[ACTIVITY]
Could you set down every entry exactly as it appears?

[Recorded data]
»»
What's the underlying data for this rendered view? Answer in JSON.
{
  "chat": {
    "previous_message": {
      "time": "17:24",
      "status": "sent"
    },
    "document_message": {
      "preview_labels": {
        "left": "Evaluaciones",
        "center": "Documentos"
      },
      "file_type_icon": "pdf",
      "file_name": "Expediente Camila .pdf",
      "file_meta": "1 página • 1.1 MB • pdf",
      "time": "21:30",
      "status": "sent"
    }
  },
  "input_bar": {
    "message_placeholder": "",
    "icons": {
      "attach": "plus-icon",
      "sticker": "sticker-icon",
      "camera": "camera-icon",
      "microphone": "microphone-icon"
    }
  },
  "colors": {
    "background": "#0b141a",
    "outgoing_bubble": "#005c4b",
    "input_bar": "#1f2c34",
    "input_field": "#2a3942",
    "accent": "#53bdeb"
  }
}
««
[EXERCISE SOLUTION]
What's the underlying data for this rendered view? Answer in JSON.
{
  "chat": {
    "previous_message": {
      "time": "17:24",
      "status": "sent"
    },
    "document_message": {
      "preview_labels": {
        "left": "Evaluaciones",
        "center": "Documentos"
      },
      "file_type_icon": "pdf",
      "file_name": "Expediente Camila .pdf",
      "file_meta": "1 página • 1.1 MB • pdf",
      "time": "21:30",
      "status": "sent"
    }
  },
  "input_bar": {
    "message_placeholder": "",
    "icons": {
      "attach": "plus-icon",
      "sticker": "sticker-icon",
      "camera": "camera-icon",
      "microphone": "microphone-icon"
    }
  },
  "colors": {
    "background": "#0b141a",
    "outgoing_bubble": "#005c4b",
    "input_bar": "#1f2c34",
    "input_field": "#2a3942",
    "accent": "#53bdeb"
  }
}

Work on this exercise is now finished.